THE TASK> Each line that holds the word "text" counts once; give the total for the records below and nothing else.

+++ DATA UNDER STUDY +++

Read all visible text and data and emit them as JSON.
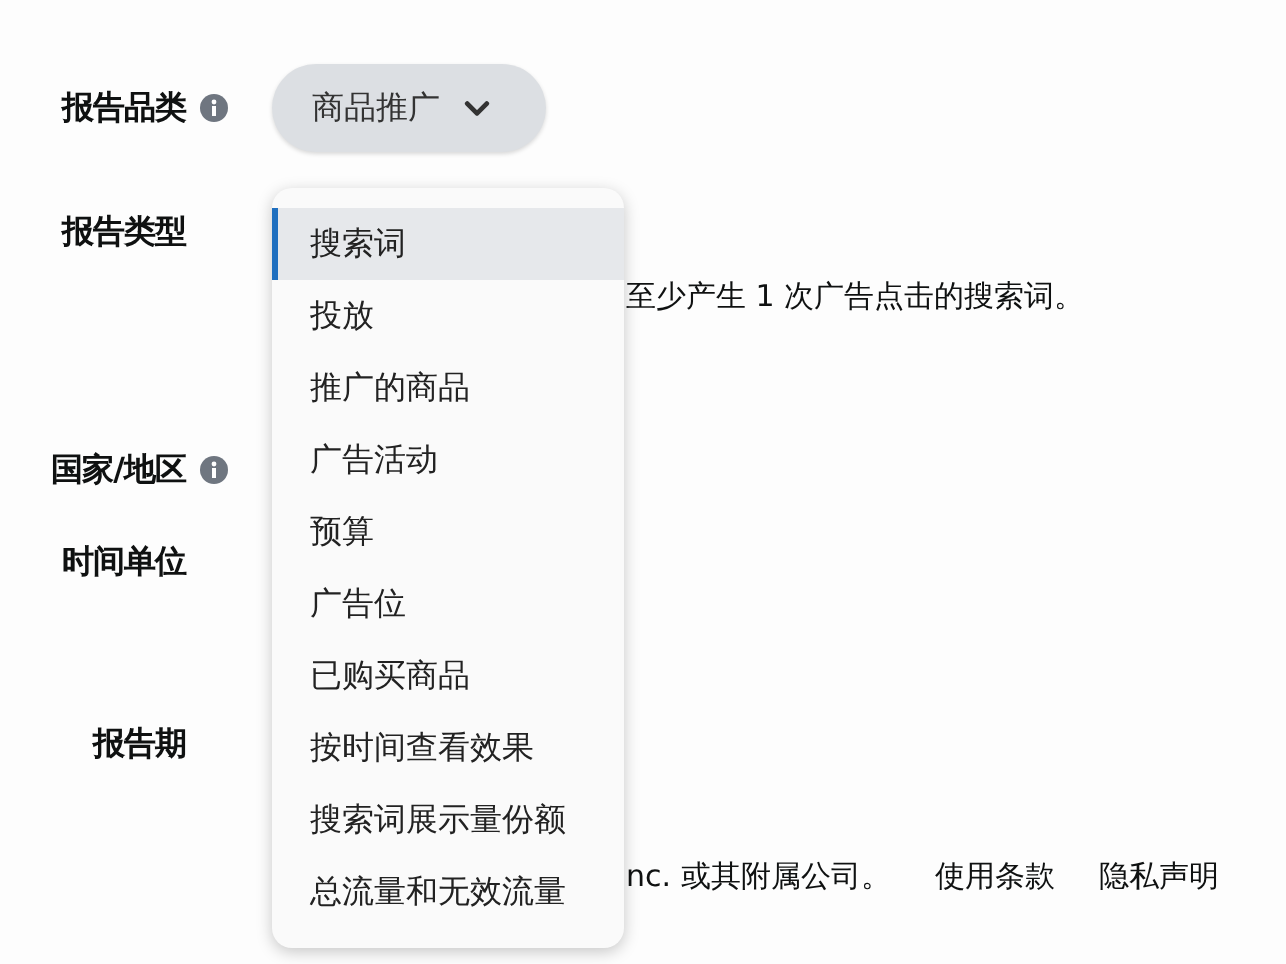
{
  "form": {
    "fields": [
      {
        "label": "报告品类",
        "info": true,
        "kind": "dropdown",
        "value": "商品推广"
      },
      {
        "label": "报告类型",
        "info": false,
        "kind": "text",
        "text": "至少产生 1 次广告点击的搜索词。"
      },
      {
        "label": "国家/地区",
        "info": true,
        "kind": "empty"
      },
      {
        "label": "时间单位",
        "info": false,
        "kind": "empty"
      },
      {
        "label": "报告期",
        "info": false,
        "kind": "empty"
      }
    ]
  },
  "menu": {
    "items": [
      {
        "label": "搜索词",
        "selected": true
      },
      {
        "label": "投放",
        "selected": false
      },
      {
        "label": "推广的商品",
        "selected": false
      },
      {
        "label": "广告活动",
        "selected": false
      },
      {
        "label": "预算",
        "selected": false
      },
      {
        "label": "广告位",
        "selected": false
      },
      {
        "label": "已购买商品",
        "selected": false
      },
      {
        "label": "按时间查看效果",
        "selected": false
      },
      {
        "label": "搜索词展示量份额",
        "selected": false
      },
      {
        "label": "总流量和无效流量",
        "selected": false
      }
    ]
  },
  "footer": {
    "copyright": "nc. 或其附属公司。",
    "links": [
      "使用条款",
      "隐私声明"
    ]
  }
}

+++

ANSWER TO THIS TASK> 3